Colloquium du DEC

Effects of Phonological Context on Children’s Perception and Production of Grammatical Morphemes

Katherine Demuth (Macquari University)
Informations pratiques
01 octobre 2013

Salle Langevin

Language acquisition researchers have long observed that children’s early use of grammatical morphemes is highly variable. This has generally been attributed to incomplete syntactic or semantic representations. However, recent research has found that the variable perception and production of grammatical morphemes such as articles and verbal inflections is phonologically conditioned. Thus, children are more likely to perceived and produce grammatical morphemes in simple phonological contexts than in those that are more complex. This raises many theoretical questions about the nature of linguistic representations, and how these develop. It also raises important methodological issues for investigating syntactic knowledge in L1 acquisition, bilinguals, and those with language impairment. Implications for understanding the mechanisms underlying language processing, the ‘perception-production’ gap, and a developmental model of speech planning, are discussed 

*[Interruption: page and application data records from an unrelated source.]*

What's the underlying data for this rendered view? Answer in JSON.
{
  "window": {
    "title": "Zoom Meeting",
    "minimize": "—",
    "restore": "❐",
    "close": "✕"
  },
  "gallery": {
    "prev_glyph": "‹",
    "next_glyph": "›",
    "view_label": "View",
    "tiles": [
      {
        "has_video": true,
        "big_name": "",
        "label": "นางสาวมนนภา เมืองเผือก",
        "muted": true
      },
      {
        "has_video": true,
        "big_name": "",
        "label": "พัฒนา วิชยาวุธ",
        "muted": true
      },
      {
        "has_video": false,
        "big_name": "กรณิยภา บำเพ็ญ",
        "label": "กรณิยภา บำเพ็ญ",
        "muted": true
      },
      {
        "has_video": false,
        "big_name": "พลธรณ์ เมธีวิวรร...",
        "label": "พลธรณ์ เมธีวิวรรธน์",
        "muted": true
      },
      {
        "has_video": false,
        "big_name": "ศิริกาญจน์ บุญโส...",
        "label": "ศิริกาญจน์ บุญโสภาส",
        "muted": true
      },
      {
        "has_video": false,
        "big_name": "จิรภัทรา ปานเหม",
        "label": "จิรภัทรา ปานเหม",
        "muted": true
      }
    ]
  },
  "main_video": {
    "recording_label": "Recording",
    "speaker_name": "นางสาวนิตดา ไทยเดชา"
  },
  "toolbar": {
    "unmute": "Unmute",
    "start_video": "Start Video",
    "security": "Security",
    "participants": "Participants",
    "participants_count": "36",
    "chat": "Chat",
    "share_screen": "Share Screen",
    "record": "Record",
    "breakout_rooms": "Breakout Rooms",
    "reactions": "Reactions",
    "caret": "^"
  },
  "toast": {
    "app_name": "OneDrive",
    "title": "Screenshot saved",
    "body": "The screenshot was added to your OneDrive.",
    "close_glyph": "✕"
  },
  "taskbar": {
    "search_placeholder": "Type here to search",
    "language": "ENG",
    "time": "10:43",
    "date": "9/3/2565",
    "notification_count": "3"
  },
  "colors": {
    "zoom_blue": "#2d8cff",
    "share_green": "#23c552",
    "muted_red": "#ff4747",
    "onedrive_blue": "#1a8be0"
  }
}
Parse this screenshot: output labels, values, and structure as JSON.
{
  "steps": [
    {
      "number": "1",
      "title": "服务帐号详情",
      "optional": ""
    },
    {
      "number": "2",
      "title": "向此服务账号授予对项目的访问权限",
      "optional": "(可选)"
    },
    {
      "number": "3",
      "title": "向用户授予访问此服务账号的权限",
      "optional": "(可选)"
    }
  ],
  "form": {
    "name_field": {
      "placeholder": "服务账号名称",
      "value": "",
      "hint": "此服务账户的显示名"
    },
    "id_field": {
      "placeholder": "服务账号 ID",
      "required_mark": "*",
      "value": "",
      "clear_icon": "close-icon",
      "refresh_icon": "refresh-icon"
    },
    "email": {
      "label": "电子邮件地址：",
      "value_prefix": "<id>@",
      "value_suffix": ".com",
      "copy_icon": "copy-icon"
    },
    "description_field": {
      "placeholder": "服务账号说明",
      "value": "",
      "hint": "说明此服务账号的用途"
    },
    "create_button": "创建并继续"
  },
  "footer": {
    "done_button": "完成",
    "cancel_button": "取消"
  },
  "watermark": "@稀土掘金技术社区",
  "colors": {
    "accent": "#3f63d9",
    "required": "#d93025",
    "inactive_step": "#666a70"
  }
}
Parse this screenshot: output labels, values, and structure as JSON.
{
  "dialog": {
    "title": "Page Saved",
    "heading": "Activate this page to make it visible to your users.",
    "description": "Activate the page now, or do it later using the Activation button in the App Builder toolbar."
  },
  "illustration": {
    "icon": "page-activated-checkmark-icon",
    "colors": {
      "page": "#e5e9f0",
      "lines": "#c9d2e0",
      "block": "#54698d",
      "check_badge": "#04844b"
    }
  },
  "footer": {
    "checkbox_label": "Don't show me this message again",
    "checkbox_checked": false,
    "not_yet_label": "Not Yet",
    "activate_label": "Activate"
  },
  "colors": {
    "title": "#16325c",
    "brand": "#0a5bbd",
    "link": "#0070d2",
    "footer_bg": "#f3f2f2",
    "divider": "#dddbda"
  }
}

Research in Paris Programme - Mairie de Paris
Ecole Normale Supérieure - Département d'études cognitives